    KC's View:
    This is very exciting ... I’m just hoping they finally open one near me. Some guys like to go to hardware stores, but I’m a total Sur La Table junkie ... it is just the best kitchen store out there.

    Published on: September 21, 2011

    • The Cincinnati Business Courier reports that a new contract covering 1,100 Kroger employees in West Virginia and Ohio has been ratified by members of the United Food and Commercial Workers (UFCW).

    • The Washington Post reports that “an outbreak of food-borne illnesses that have killed four people and sickened nearly three dozen others is linked to cantaloupe produced at a Colorado farm,” the Food and Drug Administration (FDA) has confirmed. The story says that the FDA “identified Jensen Farms, a family-owned operation that says it has grown cantaloupe for two decades, as the source of melons contaminated with a strain of Listeria, a dangerous but uncommon bacteria that thrives in cool temperatures.” It has not yet been determined how the listeria was spread.
    KC's View:

    Published on: September 21, 2011

    The New York Times reports that the original Ray’s Pizza in New York City - which is distinct from the “Original Ray’s or Famous Ray’s or Original Famous Ray’s or Real Ray’s or Ray’s on Ice or any of the other cloned shops sprinkled like shredded mozzarella all over town” - is likely to close at the end of the month. “In the great pizza wars of New York City,” the Times writes, “it was respected as having been the first, standing more or less above the fray at 27 Prince Street in Little Italy, with tree limbs holding up the basement ceiling and an owner whose name wasn’t even Ray.”

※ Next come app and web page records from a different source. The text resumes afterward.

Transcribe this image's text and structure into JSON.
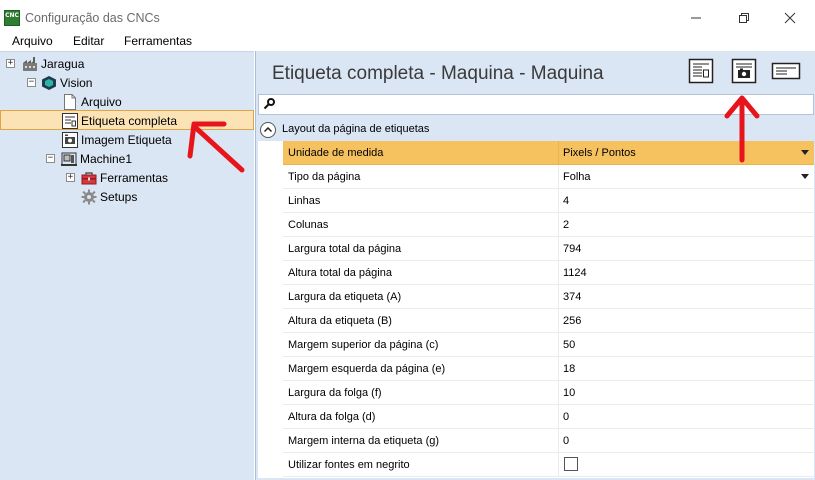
{
  "window": {
    "title": "Configuração das CNCs",
    "app_icon": "cnc-app-icon",
    "app_icon_text": "CNC"
  },
  "menu": {
    "items": [
      "Arquivo",
      "Editar",
      "Ferramentas"
    ]
  },
  "tree": {
    "root": "Jaragua",
    "vision": "Vision",
    "arquivo": "Arquivo",
    "etiqueta_completa": "Etiqueta completa",
    "imagem_etiqueta": "Imagem Etiqueta",
    "machine": "Machine1",
    "ferramentas": "Ferramentas",
    "setups": "Setups"
  },
  "panel": {
    "title": "Etiqueta completa - Maquina - Maquina",
    "toolbar_icons": [
      "full-label-icon",
      "image-label-icon",
      "text-label-icon"
    ]
  },
  "grid": {
    "group_label": "Layout da página de etiquetas",
    "rows": [
      {
        "name": "Unidade de medida",
        "value": "Pixels / Pontos"
      },
      {
        "name": "Tipo da página",
        "value": "Folha"
      },
      {
        "name": "Linhas",
        "value": "4"
      },
      {
        "name": "Colunas",
        "value": "2"
      },
      {
        "name": "Largura total da página",
        "value": "794"
      },
      {
        "name": "Altura total da página",
        "value": "1124"
      },
      {
        "name": "Largura da etiqueta (A)",
        "value": "374"
      },
      {
        "name": "Altura da etiqueta (B)",
        "value": "256"
      },
      {
        "name": "Margem superior da página (c)",
        "value": "50"
      },
      {
        "name": "Margem esquerda da página (e)",
        "value": "18"
      },
      {
        "name": "Largura da folga (f)",
        "value": "10"
      },
      {
        "name": "Altura da folga (d)",
        "value": "0"
      },
      {
        "name": "Margem interna da etiqueta (g)",
        "value": "0"
      },
      {
        "name": "Utilizar fontes em negrito",
        "value": ""
      }
    ]
  },
  "colors": {
    "panel_bg": "#dbe6f4",
    "selection": "#f6c25f",
    "annotation_arrow": "#e8141c"
  }
}
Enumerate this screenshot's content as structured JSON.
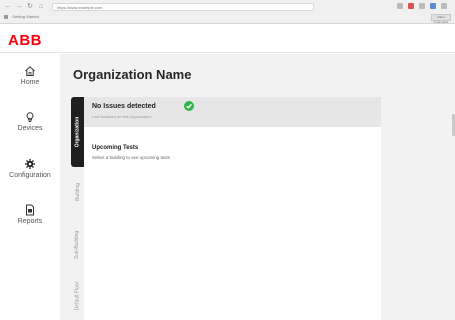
{
  "browser": {
    "url": "https://www.example.com",
    "tab_label": "Getting Started",
    "extension_label": "Other bookmarks"
  },
  "header": {
    "logo": "ABB"
  },
  "sidebar": {
    "items": [
      {
        "label": "Home",
        "icon": "home-icon"
      },
      {
        "label": "Devices",
        "icon": "lightbulb-icon"
      },
      {
        "label": "Configuration",
        "icon": "gear-icon"
      },
      {
        "label": "Reports",
        "icon": "document-icon"
      }
    ]
  },
  "main": {
    "title": "Organization Name",
    "tabs": [
      {
        "label": "Organization",
        "active": true
      },
      {
        "label": "Building",
        "active": false
      },
      {
        "label": "Sub-Building",
        "active": false
      },
      {
        "label": "Default Floor",
        "active": false
      }
    ],
    "status": {
      "title": "No Issues detected",
      "subtitle": "Last scanned on this organization",
      "icon": "check-circle-icon",
      "color": "#2fb34a"
    },
    "tests": {
      "title": "Upcoming Tests",
      "subtitle": "Select a building to see upcoming tests"
    }
  },
  "colors": {
    "brand": "#ff000f",
    "active_tab": "#1f1f1f",
    "ok": "#2fb34a"
  }
}
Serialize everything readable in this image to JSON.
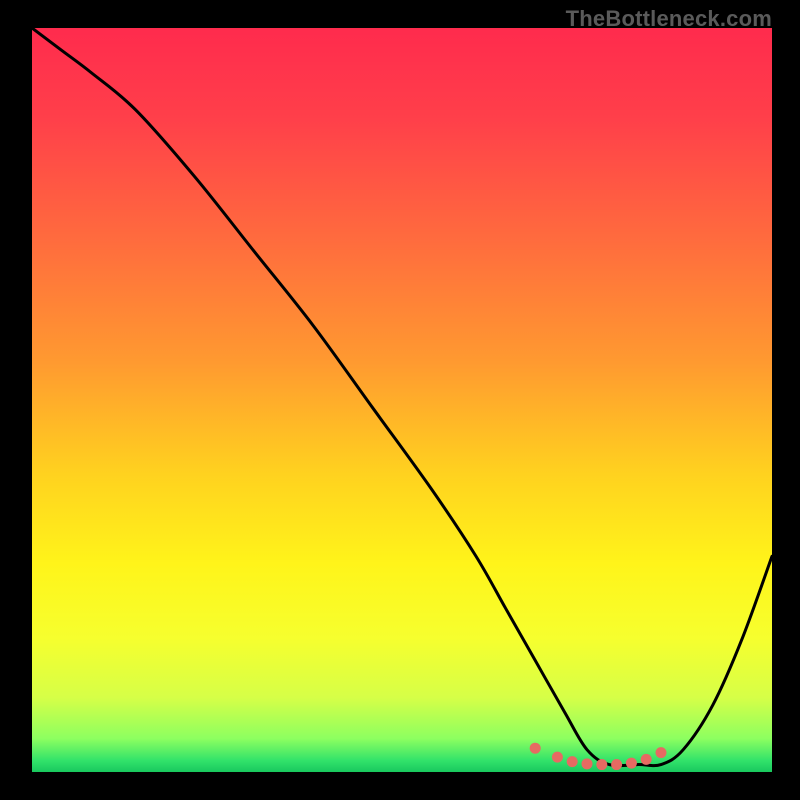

    The Times goes on: “The closing, long story short, follows a legal dispute among heirs with various interests in the building at 27 Prince, which includes apartments and the two sides of Ray’s: the pizzeria and an Italian restaurant, each with its separate entrance, but sharing a kitchen and the corporation name, Ray’s of Prince Street. When the Ray in Ray’s, one of the owners of the building, died in 2008, a row arose over whether the restaurant’s lease was valid and whether it should pay rent. A lawsuit was filed in 2009 and settled this year. Now Ray’s Pizza is moving out amid a lot of head-shakes and shrugs and what-are-you-gonna-do Little Italy resignation.”

    The owners hope to find a new location. But it won’t be the same.
    KC's View:
    Institutions fall. And the world is a little poorer.

    Published on: September 21, 2011

    Jim Miner Sr., who grew Super One Foods from one store to 31 units, passed away Sunday after a long illness. He was 77.
    KC's View:

    Published on: September 21, 2011

    ...will return.
    KC's View: